Are there peacocks in your garden? I don’t mean the huge, strutting ornamental birds that roam the grounds of stately homes, but the real, eyed beauty of our islands, the peacock butterfly.

Although a widespread and familiar sight, the fortunes of the peacock butterfly have waxed and waned over the years. Over the long-term, it is one of the minority of UK butterflies that has done fairly well, spreading northward, in response to climate change, to colonise much of northern Scotland. However, in recent years, peacock numbers have been disappointing, falling below the long-term average in eight of the 10 years up to 2012.

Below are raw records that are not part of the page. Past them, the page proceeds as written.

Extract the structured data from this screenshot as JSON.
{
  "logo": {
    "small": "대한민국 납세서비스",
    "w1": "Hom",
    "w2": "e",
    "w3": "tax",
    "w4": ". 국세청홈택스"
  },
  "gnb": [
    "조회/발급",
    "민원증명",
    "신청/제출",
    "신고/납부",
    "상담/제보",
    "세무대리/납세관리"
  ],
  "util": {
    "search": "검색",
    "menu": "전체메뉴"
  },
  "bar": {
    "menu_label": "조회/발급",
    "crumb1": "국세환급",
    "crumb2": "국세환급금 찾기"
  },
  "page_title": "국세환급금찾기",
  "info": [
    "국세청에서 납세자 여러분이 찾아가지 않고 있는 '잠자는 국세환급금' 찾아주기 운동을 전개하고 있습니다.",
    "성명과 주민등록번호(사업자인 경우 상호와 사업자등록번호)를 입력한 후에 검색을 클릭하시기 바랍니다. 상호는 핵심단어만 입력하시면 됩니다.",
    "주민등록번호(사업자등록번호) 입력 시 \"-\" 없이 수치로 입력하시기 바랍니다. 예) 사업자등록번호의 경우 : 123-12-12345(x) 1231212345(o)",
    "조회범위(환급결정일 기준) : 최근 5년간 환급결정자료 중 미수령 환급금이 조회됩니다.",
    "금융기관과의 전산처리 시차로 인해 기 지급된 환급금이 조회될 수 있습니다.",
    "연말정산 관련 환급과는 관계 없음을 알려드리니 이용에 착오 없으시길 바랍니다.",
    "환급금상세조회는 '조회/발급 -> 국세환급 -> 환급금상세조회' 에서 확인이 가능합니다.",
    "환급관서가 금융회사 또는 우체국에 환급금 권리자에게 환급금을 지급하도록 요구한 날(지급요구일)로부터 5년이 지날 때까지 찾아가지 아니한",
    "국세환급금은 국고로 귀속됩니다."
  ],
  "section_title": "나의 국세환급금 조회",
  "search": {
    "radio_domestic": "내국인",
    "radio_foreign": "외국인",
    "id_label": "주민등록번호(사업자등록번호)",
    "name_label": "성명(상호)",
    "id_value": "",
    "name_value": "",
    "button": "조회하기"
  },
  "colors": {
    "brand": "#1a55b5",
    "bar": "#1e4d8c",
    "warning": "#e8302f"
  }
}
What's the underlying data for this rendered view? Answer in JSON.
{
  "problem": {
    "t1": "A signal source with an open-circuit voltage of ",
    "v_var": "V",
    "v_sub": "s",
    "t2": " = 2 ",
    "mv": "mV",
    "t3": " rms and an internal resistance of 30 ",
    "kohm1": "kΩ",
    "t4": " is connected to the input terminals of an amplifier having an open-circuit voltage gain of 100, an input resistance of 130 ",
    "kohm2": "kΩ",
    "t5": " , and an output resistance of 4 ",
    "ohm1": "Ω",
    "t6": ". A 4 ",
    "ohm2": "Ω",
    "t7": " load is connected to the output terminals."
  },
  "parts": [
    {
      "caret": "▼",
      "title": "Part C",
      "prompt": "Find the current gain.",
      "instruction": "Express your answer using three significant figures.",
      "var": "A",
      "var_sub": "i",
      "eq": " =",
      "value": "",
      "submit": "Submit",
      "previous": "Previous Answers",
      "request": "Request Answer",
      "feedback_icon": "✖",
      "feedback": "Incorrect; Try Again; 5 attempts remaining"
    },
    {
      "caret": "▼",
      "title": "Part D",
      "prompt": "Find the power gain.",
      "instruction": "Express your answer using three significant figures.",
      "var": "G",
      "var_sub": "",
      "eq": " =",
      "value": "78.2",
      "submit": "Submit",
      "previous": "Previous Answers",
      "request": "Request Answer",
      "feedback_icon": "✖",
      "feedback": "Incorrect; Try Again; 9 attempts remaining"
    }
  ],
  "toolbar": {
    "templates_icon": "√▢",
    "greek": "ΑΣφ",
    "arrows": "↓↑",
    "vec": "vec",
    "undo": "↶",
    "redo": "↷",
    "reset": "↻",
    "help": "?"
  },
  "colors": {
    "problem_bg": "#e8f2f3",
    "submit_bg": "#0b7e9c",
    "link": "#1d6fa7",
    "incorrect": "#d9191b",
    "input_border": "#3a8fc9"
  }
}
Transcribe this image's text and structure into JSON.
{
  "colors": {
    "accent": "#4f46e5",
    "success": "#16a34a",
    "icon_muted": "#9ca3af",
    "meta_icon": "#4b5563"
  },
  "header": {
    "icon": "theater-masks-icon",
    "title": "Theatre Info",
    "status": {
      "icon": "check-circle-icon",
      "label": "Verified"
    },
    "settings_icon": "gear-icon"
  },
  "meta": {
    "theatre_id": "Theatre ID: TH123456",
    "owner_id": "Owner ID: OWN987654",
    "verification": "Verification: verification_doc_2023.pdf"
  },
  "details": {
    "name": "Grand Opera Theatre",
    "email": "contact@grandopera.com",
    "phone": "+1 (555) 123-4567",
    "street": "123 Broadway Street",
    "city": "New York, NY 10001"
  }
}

Peacock close up by Peter Eeles

But, last year may have marked a turning point. Peacock numbers soared in the summer heatwave of 2013, resulting in some of the biggest counts on record. The butterfly was the third most abundant species recorded in last year’s Big Butterfly Count, the highest placing it has ever achieved and an increase of over 30 times the number seen during the 2012 Count!

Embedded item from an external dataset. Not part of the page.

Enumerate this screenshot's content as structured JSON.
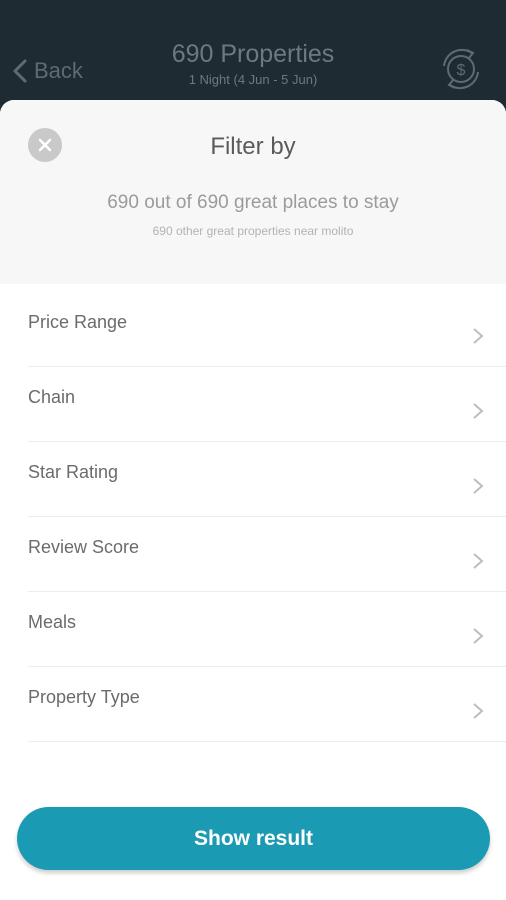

What will this year’s Big Butterfly Count, which runs from Saturday 19th July to Sunday 10th August, show for the beloved peacock? The signs are promising. Not only did the butterfly do well in 2013, but the numbers emerging from hibernating earlier this year were impressive. What’s more, velvet-black peacock caterpillars, the offspring of these hardy, overwintering insects, have been much in evidence on nettle beds across the UK in recent weeks.

All this bodes well for a massive emergence of new Peacock butterflies right now, just in time for the Big Butterfly Count. And other butterflies may do well too, benefiting from the (relatively) good summer last year and mild conditions so far in 2014. I’d also tip the small tortoiseshell and brimstone to be among the winners this summer.

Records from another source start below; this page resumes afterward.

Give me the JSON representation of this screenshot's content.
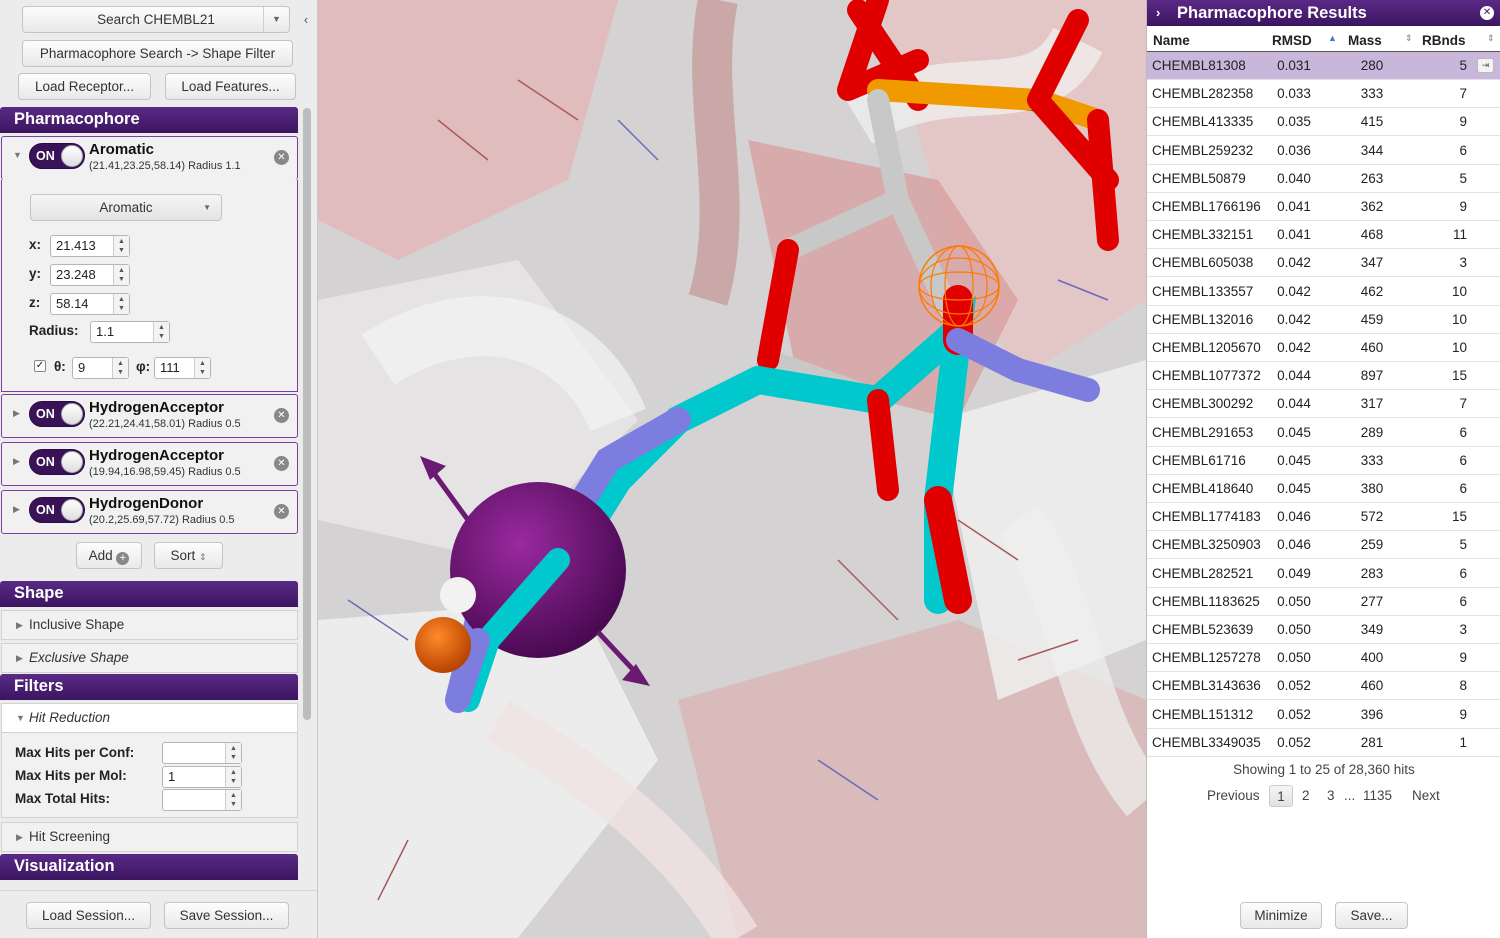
{
  "left": {
    "search_label": "Search CHEMBL21",
    "search_filter_label": "Pharmacophore Search -> Shape Filter",
    "load_receptor": "Load Receptor...",
    "load_features": "Load Features...",
    "pharmacophore_header": "Pharmacophore",
    "features": [
      {
        "toggle": "ON",
        "name": "Aromatic",
        "info": "(21.41,23.25,58.14) Radius 1.1"
      },
      {
        "toggle": "ON",
        "name": "HydrogenAcceptor",
        "info": "(22.21,24.41,58.01) Radius 0.5"
      },
      {
        "toggle": "ON",
        "name": "HydrogenAcceptor",
        "info": "(19.94,16.98,59.45) Radius 0.5"
      },
      {
        "toggle": "ON",
        "name": "HydrogenDonor",
        "info": "(20.2,25.69,57.72) Radius 0.5"
      }
    ],
    "editor": {
      "type": "Aromatic",
      "x_label": "x:",
      "x": "21.413",
      "y_label": "y:",
      "y": "23.248",
      "z_label": "z:",
      "z": "58.14",
      "radius_label": "Radius:",
      "radius": "1.1",
      "theta_label": "θ:",
      "theta": "9",
      "phi_label": "φ:",
      "phi": "111"
    },
    "add_label": "Add",
    "sort_label": "Sort",
    "shape_header": "Shape",
    "inclusive_shape": "Inclusive Shape",
    "exclusive_shape": "Exclusive Shape",
    "filters_header": "Filters",
    "hit_reduction": "Hit Reduction",
    "max_hits_conf_label": "Max Hits per Conf:",
    "max_hits_conf": "",
    "max_hits_mol_label": "Max Hits per Mol:",
    "max_hits_mol": "1",
    "max_total_label": "Max Total Hits:",
    "max_total": "",
    "hit_screening": "Hit Screening",
    "visualization_header": "Visualization",
    "load_session": "Load Session...",
    "save_session": "Save Session..."
  },
  "results": {
    "title": "Pharmacophore Results",
    "columns": [
      "Name",
      "RMSD",
      "Mass",
      "RBnds"
    ],
    "rows": [
      [
        "CHEMBL81308",
        "0.031",
        "280",
        "5"
      ],
      [
        "CHEMBL282358",
        "0.033",
        "333",
        "7"
      ],
      [
        "CHEMBL413335",
        "0.035",
        "415",
        "9"
      ],
      [
        "CHEMBL259232",
        "0.036",
        "344",
        "6"
      ],
      [
        "CHEMBL50879",
        "0.040",
        "263",
        "5"
      ],
      [
        "CHEMBL1766196",
        "0.041",
        "362",
        "9"
      ],
      [
        "CHEMBL332151",
        "0.041",
        "468",
        "11"
      ],
      [
        "CHEMBL605038",
        "0.042",
        "347",
        "3"
      ],
      [
        "CHEMBL133557",
        "0.042",
        "462",
        "10"
      ],
      [
        "CHEMBL132016",
        "0.042",
        "459",
        "10"
      ],
      [
        "CHEMBL1205670",
        "0.042",
        "460",
        "10"
      ],
      [
        "CHEMBL1077372",
        "0.044",
        "897",
        "15"
      ],
      [
        "CHEMBL300292",
        "0.044",
        "317",
        "7"
      ],
      [
        "CHEMBL291653",
        "0.045",
        "289",
        "6"
      ],
      [
        "CHEMBL61716",
        "0.045",
        "333",
        "6"
      ],
      [
        "CHEMBL418640",
        "0.045",
        "380",
        "6"
      ],
      [
        "CHEMBL1774183",
        "0.046",
        "572",
        "15"
      ],
      [
        "CHEMBL3250903",
        "0.046",
        "259",
        "5"
      ],
      [
        "CHEMBL282521",
        "0.049",
        "283",
        "6"
      ],
      [
        "CHEMBL1183625",
        "0.050",
        "277",
        "6"
      ],
      [
        "CHEMBL523639",
        "0.050",
        "349",
        "3"
      ],
      [
        "CHEMBL1257278",
        "0.050",
        "400",
        "9"
      ],
      [
        "CHEMBL3143636",
        "0.052",
        "460",
        "8"
      ],
      [
        "CHEMBL151312",
        "0.052",
        "396",
        "9"
      ],
      [
        "CHEMBL3349035",
        "0.052",
        "281",
        "1"
      ]
    ],
    "showing": "Showing 1 to 25 of 28,360 hits",
    "previous": "Previous",
    "pages": [
      "1",
      "2",
      "3",
      "...",
      "1135"
    ],
    "next": "Next",
    "minimize": "Minimize",
    "save": "Save..."
  },
  "colors": {
    "header_purple": "#4a1c70",
    "selected_row": "#c9b6db"
  }
}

We’ll only know how butterflies are faring this year, of course, if you go out and take part in the Big Butterfly Count. It’s quick, easy and fun to do and all the information gained is used to help conserve butterflies. Just spend 15 minutes counting butterflies in any sunny place and submit your sightings via or the free Big Butterfly Count smartphone app.

  • Nailsea, North Somerset.  Buddleias around here have been largely empty of all butterflies - very noticeable drop.  On similar lines, lavenders have few bees and wild clover sparsely populated by all insects.  Shattering!